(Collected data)

----

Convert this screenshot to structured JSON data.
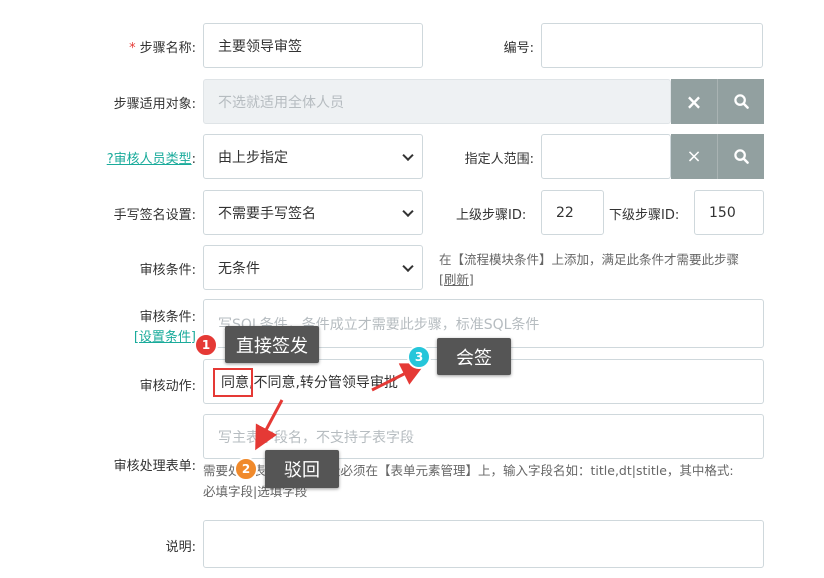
{
  "form": {
    "step_name": {
      "label": "步骤名称:",
      "required_mark": "*",
      "value": "主要领导审签"
    },
    "number": {
      "label": "编号:",
      "value": ""
    },
    "applicable": {
      "label": "步骤适用对象:",
      "placeholder": "不选就适用全体人员",
      "clear_glyph": "×",
      "search_glyph": "🔍"
    },
    "approver_type": {
      "label": "?审核人员类型",
      "colon": ":",
      "selected": "由上步指定"
    },
    "designated_range": {
      "label": "指定人范围:",
      "clear_glyph": "×",
      "search_glyph": "🔍"
    },
    "signature": {
      "label": "手写签名设置:",
      "selected": "不需要手写签名"
    },
    "prev_step": {
      "label": "上级步骤ID:",
      "value": "22"
    },
    "next_step": {
      "label": "下级步骤ID:",
      "value": "150"
    },
    "condition": {
      "label": "审核条件:",
      "selected": "无条件",
      "hint": "在【流程模块条件】上添加，满足此条件才需要此步骤",
      "refresh_link": "[刷新]"
    },
    "condition_sql": {
      "label": "审核条件:",
      "set_link": "[设置条件]",
      "placeholder": "写SQL条件，条件成立才需要此步骤，标准SQL条件"
    },
    "action": {
      "label": "审核动作:",
      "value_highlight": "同意",
      "value_rest": ",不同意,转分管领导审批"
    },
    "form_fields": {
      "label": "审核处理表单:",
      "placeholder": "写主表字段名，不支持子表字段",
      "hint_line1": "需要处理表单字段，字段必须在【表单元素管理】上，输入字段名如：title,dt|stitle，其中格式:",
      "hint_line2": "必填字段|选填字段"
    },
    "description": {
      "label": "说明:",
      "value": ""
    }
  },
  "annotations": [
    {
      "number": "1",
      "text": "直接签发",
      "color": "#e53935"
    },
    {
      "number": "2",
      "text": "驳回",
      "color": "#f08a2c"
    },
    {
      "number": "3",
      "text": "会签",
      "color": "#26c6da"
    }
  ]
}
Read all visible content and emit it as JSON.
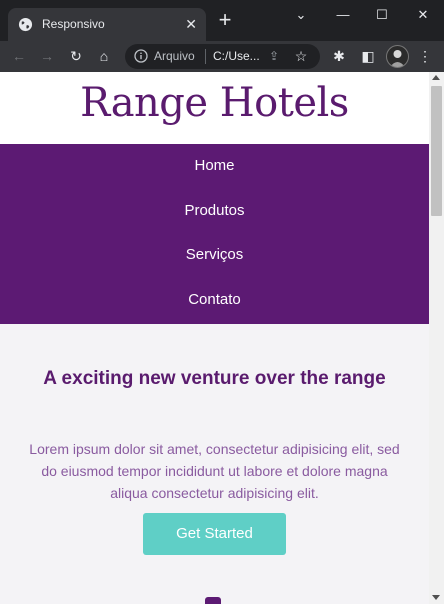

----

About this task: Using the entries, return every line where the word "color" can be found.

Solved exercise:
      "color": "#e53935"
      "color": "#f08a2c"
      "color": "#26c6da"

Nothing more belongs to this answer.